Bond fund manager Bill Gross on Tuesday said he had bought $1.5 billion of municipal bonds on Friday at what he called "very attractive" prices that have risen "substantially" since then.
The $2.6 trillion municipal bond market has become a bargain-hunter's delight, because hedge funds and other players that use leverage were forced to sell billions of dollars of bonds last week. February recorded the municipal bond market's worst-ever performance, according to Merrill Lynch indices.
Gross, who manages the $120 billion Pimco Total Return Fund, responded to Reuters in an email. He declined to provide the average yields he paid.
"We bought $1.5 billion on Friday at very attractive prices that have since improved substantially."

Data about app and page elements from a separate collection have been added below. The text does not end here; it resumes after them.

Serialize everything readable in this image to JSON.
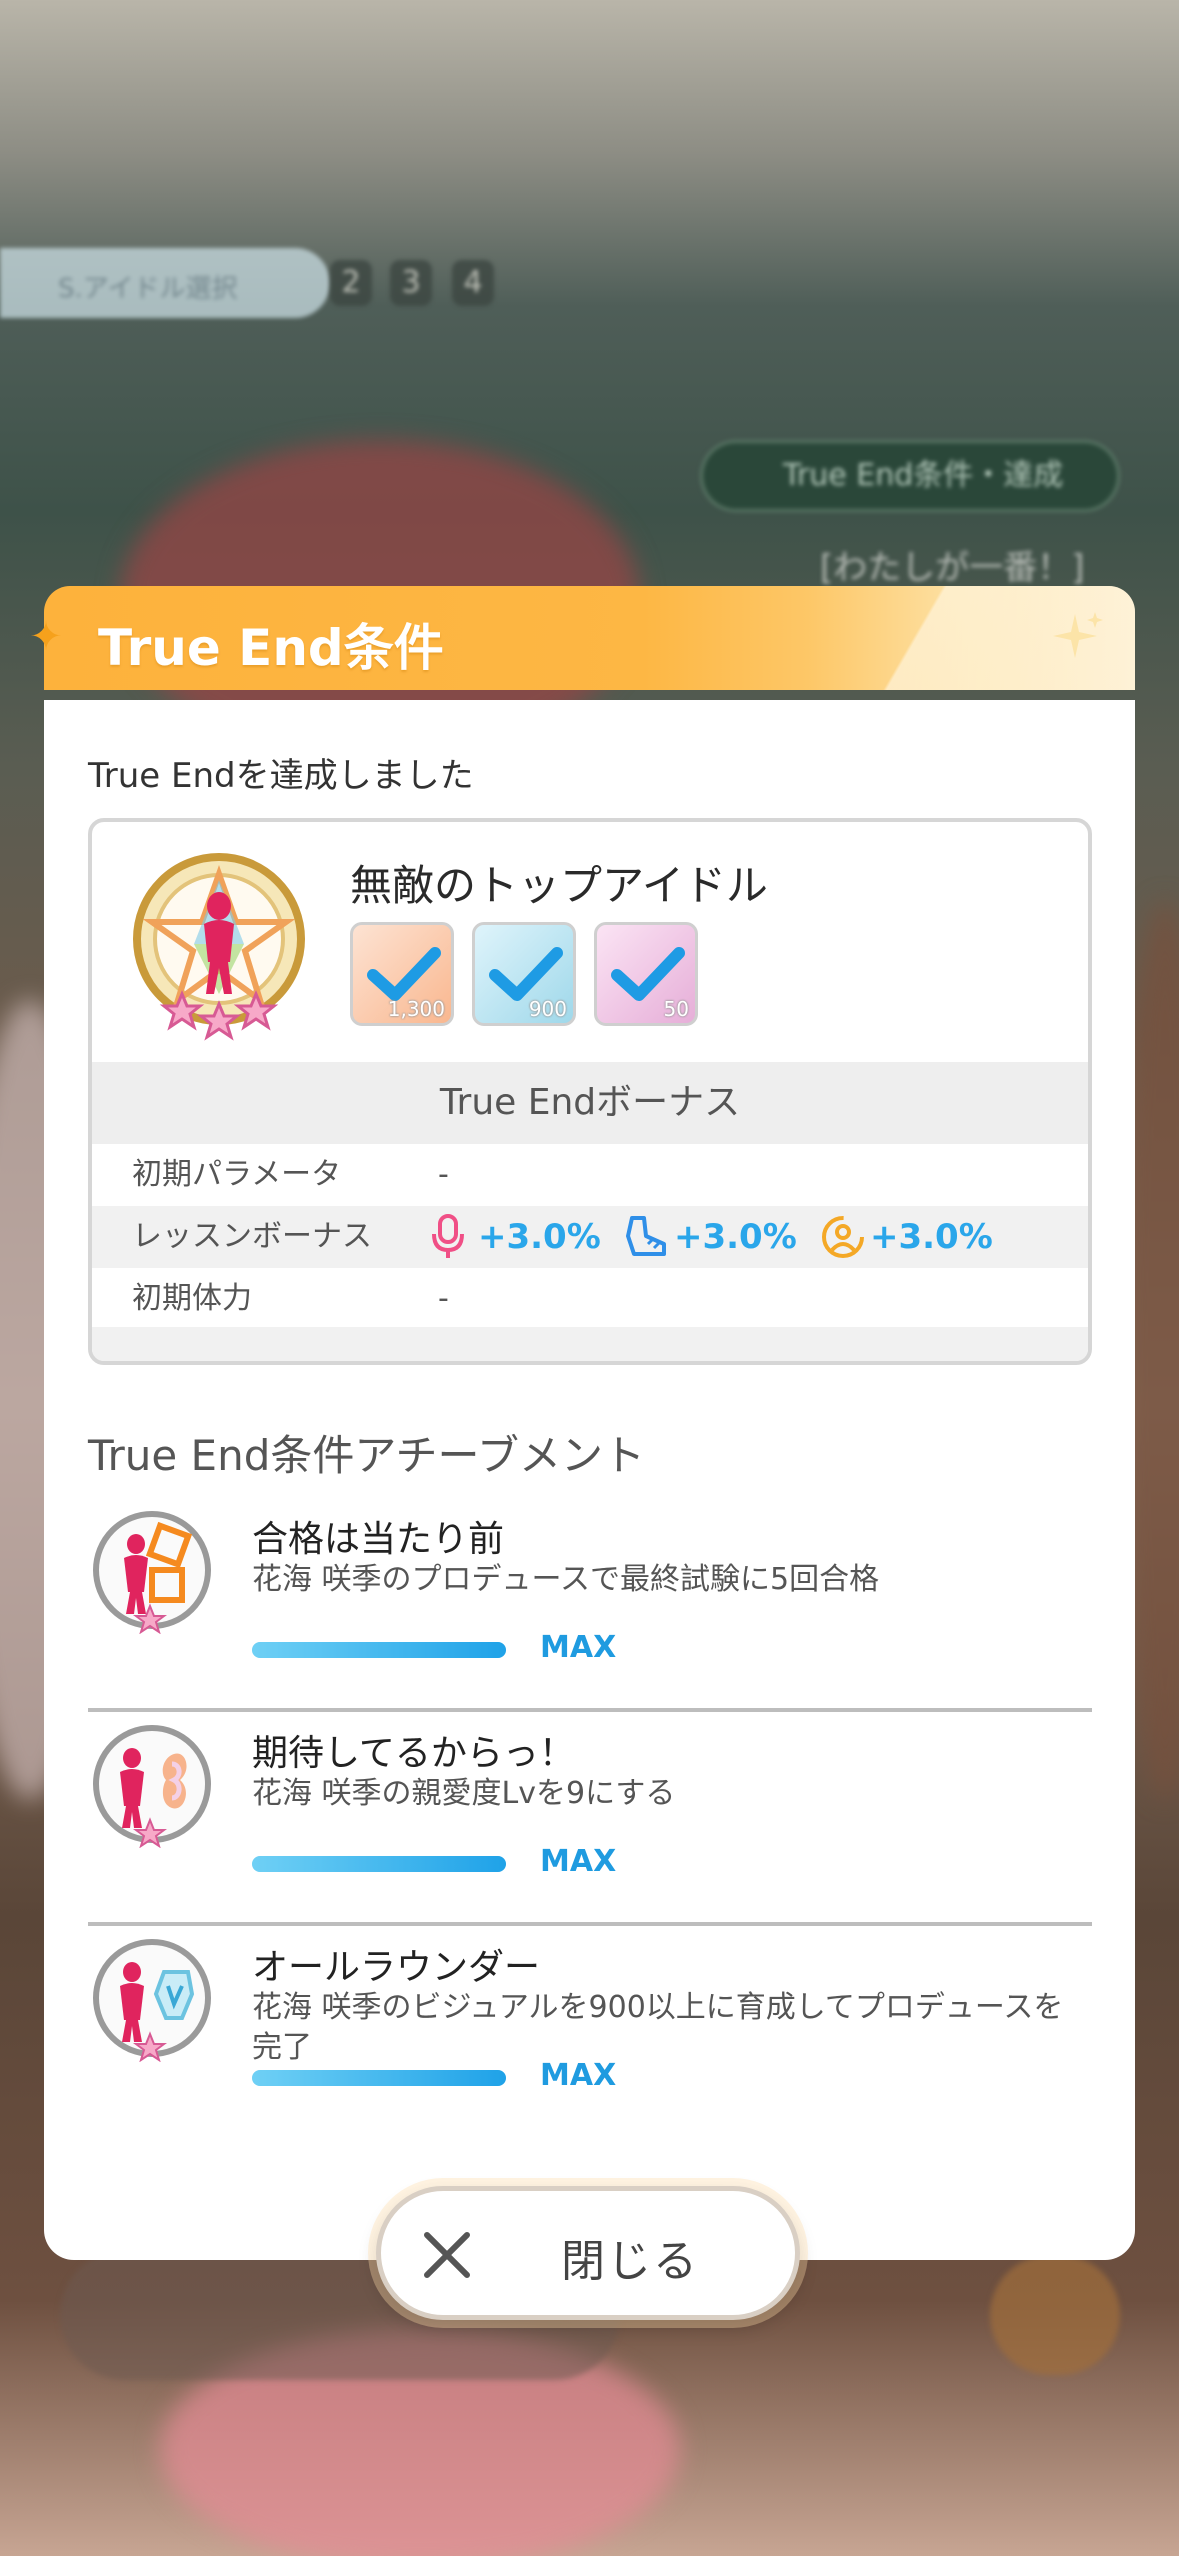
{
  "background": {
    "tab_pill_label": "S.アイドル選択",
    "tab_numbers": [
      "2",
      "3",
      "4"
    ],
    "chip_label": "True End条件・達成",
    "sub_label": "[わたしが一番！]"
  },
  "dialog": {
    "title": "True End条件",
    "subtitle": "True Endを達成しました",
    "accent_color": "#fdb23c",
    "card": {
      "idol_title": "無敵のトップアイドル",
      "requirements": [
        {
          "icon": "vocal-check-icon",
          "value": "1,300",
          "tint": "#f6a08a"
        },
        {
          "icon": "dance-check-icon",
          "value": "900",
          "tint": "#8fd4e8"
        },
        {
          "icon": "visual-check-icon",
          "value": "50",
          "tint": "#e7a6d8"
        }
      ],
      "bonus_header": "True Endボーナス",
      "rows": {
        "initial_param_label": "初期パラメータ",
        "initial_param_value": "-",
        "lesson_bonus_label": "レッスンボーナス",
        "lesson_bonuses": [
          {
            "icon": "vocal-icon",
            "value": "+3.0%",
            "color": "#f04f86"
          },
          {
            "icon": "dance-icon",
            "value": "+3.0%",
            "color": "#2f8fe8"
          },
          {
            "icon": "visual-icon",
            "value": "+3.0%",
            "color": "#f4a826"
          }
        ],
        "initial_stamina_label": "初期体力",
        "initial_stamina_value": "-"
      }
    },
    "achievements_heading": "True End条件アチーブメント",
    "achievements": [
      {
        "title": "合格は当たり前",
        "description": "花海 咲季のプロデュースで最終試験に5回合格",
        "progress": 1.0,
        "status": "MAX",
        "icon": "exam-achievement-icon"
      },
      {
        "title": "期待してるからっ！",
        "description": "花海 咲季の親愛度Lvを9にする",
        "progress": 1.0,
        "status": "MAX",
        "icon": "affection-achievement-icon"
      },
      {
        "title": "オールラウンダー",
        "description": "花海 咲季のビジュアルを900以上に育成してプロデュースを完了",
        "progress": 1.0,
        "status": "MAX",
        "icon": "visual-achievement-icon"
      }
    ],
    "close_label": "閉じる"
  }
}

Hedge funds and so-called tender option bond programs, which make money by buying long-term municipal debt and financing it with short-term paper, have faced a double-whammy of issues.
Short-term borrowing costs have spiked as investors unloaded paper backed by troubled bond insurers, swamping dealers. And the value of long-term municipal bonds plunged as investors fled debt that was seen as tainted because it was backed by an insurer no longer deemed credit-worthy because of its expansion into the subprime mortgage sector.
Retail investors, who often are viewed as slow-footed, have also leaped into the market.
For example, California on Monday sold 70 percent of the $1.75 billion of bonds it is selling to individuals, an extraordinarily high amount.
Issuers often are happy if they place just 15 to 20 percent of their bonds with individuals. A spokesman for California's treasurer said this was unprecedented demand, and the state ended the retail presale period early because it wanted to preserve some of its new bonds for institutions.